Let’s start with the skewers. Koobideh is grilled lamb mince, chenjeh is chunks of lamb, and joojeh is chicken breast. Mohammadi marinates each appetizing piece for at least 24 hours, which he says is the secret to good Persian meat. The lamb is sprinkled with coriander powder, paprika and turmeric; chicken with saffron, cayenne and yogurt. They are served with grilled tomatoes, salad, and sangak bread or saffron rice ($25-$42). I had the koobideh that Sunday and passed out.
Hearty dizi ($28) — named after the stone pot it’s cooked in — is a peasant stew of bone-in lamb, chickpeas, white beans, potatoes, and dried limes. He loves companions: you’ll find fresh sangak bread, pickles and mast-o-khiar (Persian tzatziki) in Ziba. Dizi is the dish that Aminzadeh advised me to save to enjoy with friends.
While the other stew, Ghormeh Sabzi ($25), features diced lamb, the herbs are the hero here. It starts as a mountain of fresh parsley, cilantro and spinach, sautéed in dark green mud. Fenugreek leaves add sweetness. Dried limes give an intriguing and bitter side. It’s deep and delicious and is reminiscent of the Indian saag.
Ziba had a stop-start entry into the market, opening just before Covid hit. But he built up a loyal following. Iranians, in particular, travel long distances to eat here. A couple come from Taupō every weekend, says Mohammadi.

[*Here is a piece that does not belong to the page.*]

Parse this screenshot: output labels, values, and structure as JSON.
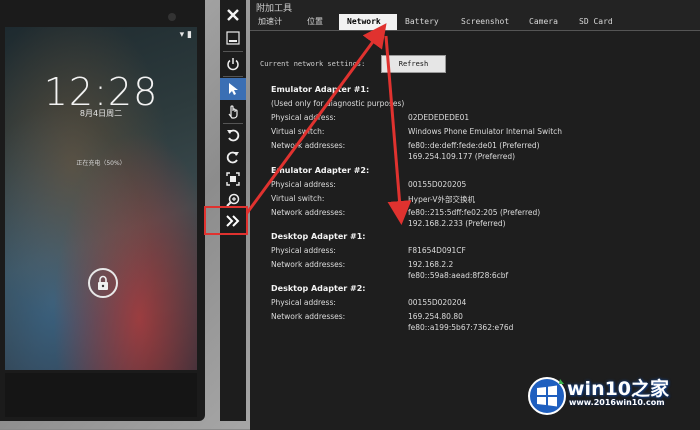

Maybe not just for Ziba, but they make it a point to drop every visit. Henderson is a hollow suburb and Aminzadeh and Mohammadi say they have enjoyed introducing people from all walks of life to Persian cuisine.
Ask anyone who has traveled through Iran what has stood out to them the most, and I bet they will mention the warmth and friendliness of the locals. This hospitable spirit, I am happy to report, is alive and well in Ziba.
386 Great North Road, Henderson
Opening hours: Tuesday 11:30 a.m.-3 p.m., Wednesday-Saturday 11 a.m.-8 p.m., Sunday noon-3 p.m.
Telephone: (09) 218 1111
Dine in and take away
BYO (wine only) and license (beer and wine sold)